Entree to Black Paris is a member of the Paris Tourist Office. “So the Paris Tourist Office asked us to do a mini version of the virtual tour I did with Oliver Gee for them. And that’s now on their website and on YouTube,” says Wells.
She admits, “When we joined the Paris Tourist Office, the tourist industry across France was just flat and they’ve been doing everything they can to build it back up, so they gave us a lot of opportunities, even listing our tour in French and English. And I told them in my tours I talk about [racial] issues that this country doesn’t want to talk about. Is that going to fly with your superiors?’ And they had to talk about it, and it took weeks for them to get back to us. But they eventually said let’s do it.’”

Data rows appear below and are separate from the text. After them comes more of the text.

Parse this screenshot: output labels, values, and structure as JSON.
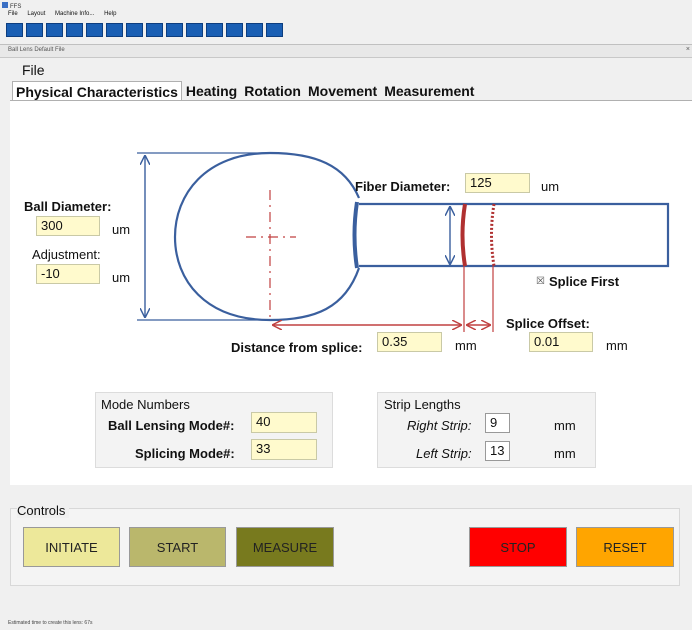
{
  "window": {
    "title": "FFS"
  },
  "system_menu": [
    "File",
    "Layout",
    "Machine Info...",
    "Help"
  ],
  "toolbar_icons": [
    "tool-1-icon",
    "tool-2-icon",
    "tool-3-icon",
    "tool-4-icon",
    "tool-5-icon",
    "tool-6-icon",
    "tool-7-icon",
    "tool-8-icon",
    "tool-9-icon",
    "tool-10-icon",
    "tool-11-icon",
    "tool-12-icon",
    "tool-13-icon",
    "tool-14-icon"
  ],
  "document": {
    "title": "Ball Lens Default File",
    "close_glyph": "×",
    "file_menu": "File"
  },
  "tabs": [
    "Physical Characteristics",
    "Heating",
    "Rotation",
    "Movement",
    "Measurement"
  ],
  "physical": {
    "ball_diameter_label": "Ball Diameter:",
    "ball_diameter_value": "300",
    "ball_diameter_unit": "um",
    "adjustment_label": "Adjustment:",
    "adjustment_value": "-10",
    "adjustment_unit": "um",
    "fiber_diameter_label": "Fiber Diameter:",
    "fiber_diameter_value": "125",
    "fiber_diameter_unit": "um",
    "splice_first_label": "Splice First",
    "splice_first_glyph": "☒",
    "splice_offset_label": "Splice Offset:",
    "splice_offset_value": "0.01",
    "splice_offset_unit": "mm",
    "distance_label": "Distance from splice:",
    "distance_value": "0.35",
    "distance_unit": "mm"
  },
  "mode_numbers": {
    "title": "Mode Numbers",
    "ball_lensing_label": "Ball Lensing Mode#:",
    "ball_lensing_value": "40",
    "splicing_label": "Splicing Mode#:",
    "splicing_value": "33"
  },
  "strip_lengths": {
    "title": "Strip Lengths",
    "right_label": "Right Strip:",
    "right_value": "9",
    "right_unit": "mm",
    "left_label": "Left Strip:",
    "left_value": "13",
    "left_unit": "mm"
  },
  "controls": {
    "title": "Controls",
    "initiate": "INITIATE",
    "start": "START",
    "measure": "MEASURE",
    "stop": "STOP",
    "reset": "RESET"
  },
  "colors": {
    "diagram_blue": "#3a5f9e",
    "splice_red": "#b03030",
    "initiate": "#ede89a",
    "start": "#bab76c",
    "measure": "#787a1e",
    "stop": "#ff0000",
    "reset": "#ffa500"
  },
  "status_bar": "Estimated time to create this lens: 67s"
}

“I have done a PowerPoint presentation for study abroad groups and private groups for years called Black Paris and the Myth of a Color Blind France. And I used to approach that from the standpoint of African Americans thinking that France was color blind. But because of Black Lives Matter, I have now added the view of why the French think France is color blind. And it’s clearly a fallacy,” she admits.

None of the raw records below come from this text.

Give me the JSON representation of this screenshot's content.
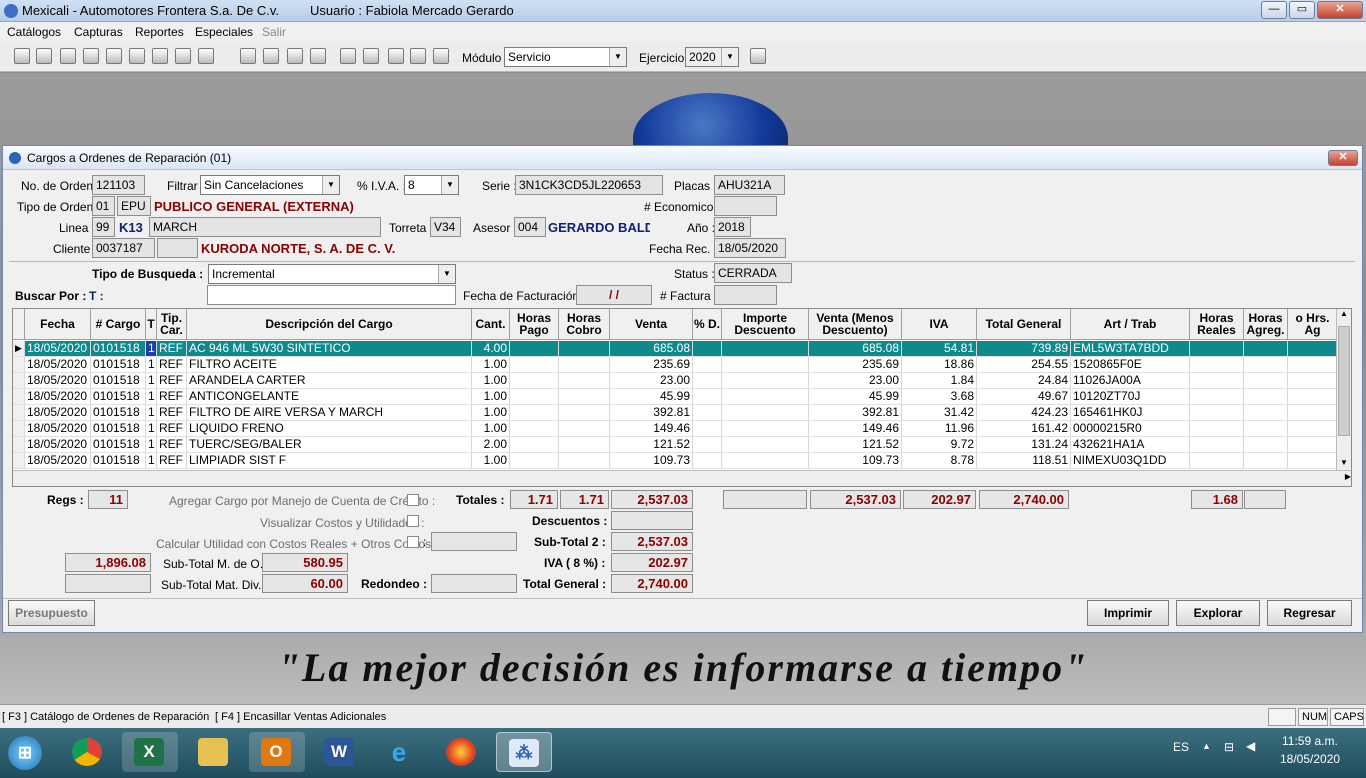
{
  "window": {
    "title": "Mexicali - Automotores Frontera S.a. De  C.v.",
    "user": "Usuario : Fabiola Mercado Gerardo"
  },
  "menu": [
    "Catálogos",
    "Capturas",
    "Reportes",
    "Especiales",
    "Salir"
  ],
  "toolbar": {
    "modulo_label": "Módulo :",
    "modulo_value": "Servicio",
    "ejercicio_label": "Ejercicio :",
    "ejercicio_value": "2020"
  },
  "slogan": "\"La mejor decisión es informarse a tiempo\"",
  "dialog": {
    "title": "Cargos a Ordenes de Reparación  (01)",
    "no_orden_label": "No. de Orden :",
    "no_orden": "121103",
    "filtrar_label": "Filtrar :",
    "filtrar": "Sin Cancelaciones",
    "iva_label": "% I.V.A. :",
    "iva": "8",
    "serie_label": "Serie :",
    "serie": "3N1CK3CD5JL220653",
    "placas_label": "Placas :",
    "placas": "AHU321A",
    "tipo_orden_label": "Tipo de Orden :",
    "tipo_orden_code": "01",
    "tipo_orden_abbr": "EPU",
    "tipo_orden_name": "PUBLICO GENERAL (EXTERNA)",
    "economico_label": "# Economico :",
    "economico": "",
    "linea_label": "Linea :",
    "linea_code": "99",
    "linea_abbr": "K13",
    "linea_name": "MARCH",
    "torreta_label": "Torreta :",
    "torreta": "V34",
    "asesor_label": "Asesor :",
    "asesor_code": "004",
    "asesor_name": "GERARDO BALDE",
    "anio_label": "Año :",
    "anio": "2018",
    "cliente_label": "Cliente :",
    "cliente_code": "0037187",
    "cliente_name": "KURODA NORTE, S. A. DE C. V.",
    "fecha_rec_label": "Fecha Rec. :",
    "fecha_rec": "18/05/2020",
    "tipo_busqueda_label": "Tipo de Busqueda :",
    "tipo_busqueda": "Incremental",
    "status_label": "Status :",
    "status": "CERRADA",
    "buscar_label": "Buscar Por :",
    "buscar_key": "T :",
    "fecha_fact_label": "Fecha de Facturación :",
    "fecha_fact": "/ /",
    "factura_label": "# Factura :"
  },
  "grid": {
    "headers": [
      "Fecha",
      "# Cargo",
      "T",
      "Tip. Car.",
      "Descripción del Cargo",
      "Cant.",
      "Horas Pago",
      "Horas Cobro",
      "Venta",
      "% D.",
      "Importe Descuento",
      "Venta (Menos Descuento)",
      "IVA",
      "Total General",
      "Art / Trab",
      "Horas Reales",
      "Horas Agreg.",
      "o Hrs. Ag"
    ],
    "rows": [
      [
        "18/05/2020",
        "0101518",
        "1",
        "REF",
        "AC 946 ML 5W30 SINTETICO",
        "4.00",
        "",
        "",
        "685.08",
        "",
        "",
        "685.08",
        "54.81",
        "739.89",
        "EML5W3TA7BDD",
        "",
        "",
        ""
      ],
      [
        "18/05/2020",
        "0101518",
        "1",
        "REF",
        "FILTRO ACEITE",
        "1.00",
        "",
        "",
        "235.69",
        "",
        "",
        "235.69",
        "18.86",
        "254.55",
        "1520865F0E",
        "",
        "",
        ""
      ],
      [
        "18/05/2020",
        "0101518",
        "1",
        "REF",
        "ARANDELA CARTER",
        "1.00",
        "",
        "",
        "23.00",
        "",
        "",
        "23.00",
        "1.84",
        "24.84",
        "11026JA00A",
        "",
        "",
        ""
      ],
      [
        "18/05/2020",
        "0101518",
        "1",
        "REF",
        "ANTICONGELANTE",
        "1.00",
        "",
        "",
        "45.99",
        "",
        "",
        "45.99",
        "3.68",
        "49.67",
        "10120ZT70J",
        "",
        "",
        ""
      ],
      [
        "18/05/2020",
        "0101518",
        "1",
        "REF",
        "FILTRO DE AIRE VERSA Y MARCH",
        "1.00",
        "",
        "",
        "392.81",
        "",
        "",
        "392.81",
        "31.42",
        "424.23",
        "165461HK0J",
        "",
        "",
        ""
      ],
      [
        "18/05/2020",
        "0101518",
        "1",
        "REF",
        "LIQUIDO FRENO",
        "1.00",
        "",
        "",
        "149.46",
        "",
        "",
        "149.46",
        "11.96",
        "161.42",
        "00000215R0",
        "",
        "",
        ""
      ],
      [
        "18/05/2020",
        "0101518",
        "1",
        "REF",
        "TUERC/SEG/BALER",
        "2.00",
        "",
        "",
        "121.52",
        "",
        "",
        "121.52",
        "9.72",
        "131.24",
        "432621HA1A",
        "",
        "",
        ""
      ],
      [
        "18/05/2020",
        "0101518",
        "1",
        "REF",
        "LIMPIADR SIST F",
        "1.00",
        "",
        "",
        "109.73",
        "",
        "",
        "109.73",
        "8.78",
        "118.51",
        "NIMEXU03Q1DD",
        "",
        "",
        ""
      ]
    ]
  },
  "totals": {
    "regs_label": "Regs :",
    "regs": "11",
    "agregar_label": "Agregar Cargo por Manejo de Cuenta de Crédito :",
    "totales_label": "Totales :",
    "horas_pago": "1.71",
    "horas_cobro": "1.71",
    "venta": "2,537.03",
    "venta_menos": "2,537.03",
    "iva": "202.97",
    "total": "2,740.00",
    "horas_reales": "1.68",
    "visualizar_label": "Visualizar Costos y Utilidades :",
    "descuentos_label": "Descuentos :",
    "descuentos": "",
    "calcular_label": "Calcular Utilidad con Costos Reales + Otros Costos :",
    "subtotal2_label": "Sub-Total 2 :",
    "subtotal2": "2,537.03",
    "left_amount": "1,896.08",
    "subtotal_mo_label": "Sub-Total M. de O. :",
    "subtotal_mo": "580.95",
    "iva_pct_label": "IVA ( 8 %) :",
    "iva_amount": "202.97",
    "subtotal_mat_label": "Sub-Total Mat. Div. :",
    "subtotal_mat": "60.00",
    "redondeo_label": "Redondeo :",
    "redondeo": "",
    "total_general_label": "Total General :",
    "total_general": "2,740.00"
  },
  "buttons": {
    "presupuesto": "Presupuesto",
    "imprimir": "Imprimir",
    "explorar": "Explorar",
    "regresar": "Regresar"
  },
  "statusbar": {
    "f3": "[ F3 ] Catálogo de Ordenes de Reparación",
    "f4": "[ F4 ] Encasillar Ventas Adicionales",
    "num": "NUM",
    "caps": "CAPS"
  },
  "taskbar": {
    "lang": "ES",
    "time": "11:59 a.m.",
    "date": "18/05/2020"
  }
}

The expansion of the Black Lives Matter movement put Entrée to Black Paris and Wells International Foundation on the minds of organizations that never reached out to Wells before. “I’ve given my Myth of a Color Blind France to the big, traditional tour companies because of this new interest [in Black culture and history], and now we’ve been added to their lists. And I think more study abroad groups are going to be asking for this too.”

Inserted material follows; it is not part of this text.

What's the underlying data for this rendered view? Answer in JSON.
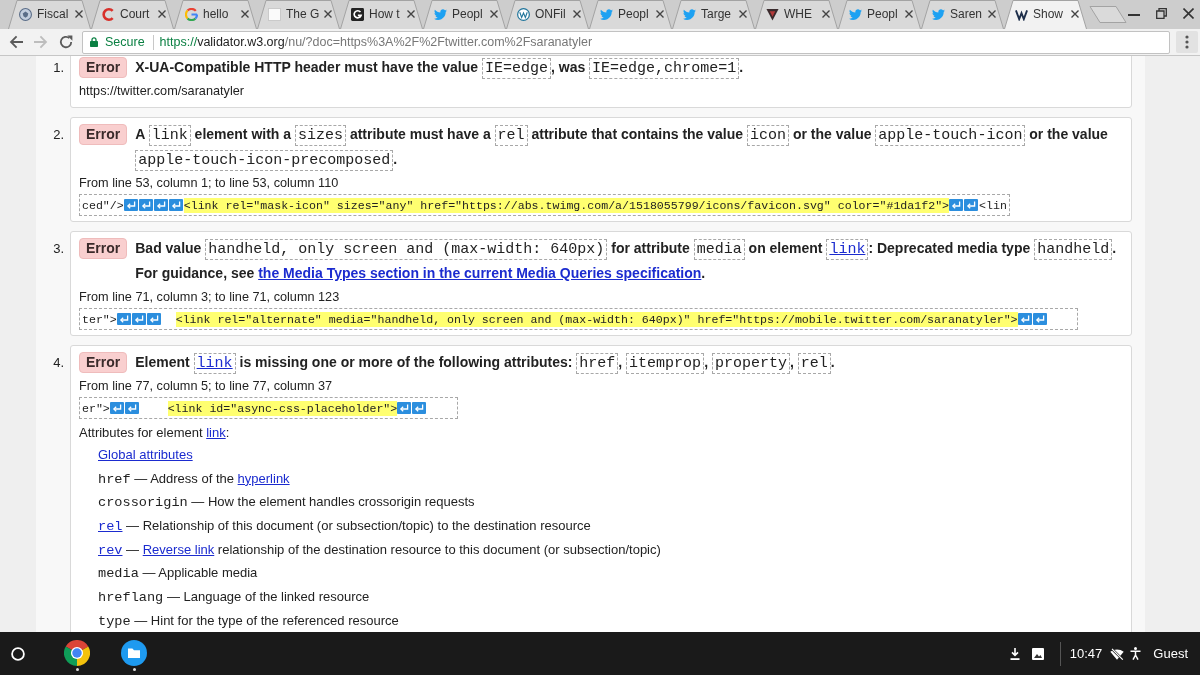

At the end of our conversation, she says, “I believe collaboration and cooperation will help us and other small businesses to survive this pandemic.”
To book a tour, click tours on the website and register online, or email Monique at firstname.lastname@example.org. You can also follow Entree to Black Paris on Facebook, Twitter and Pinterest as well as the Wells International Foundation on Facebook and Twitter.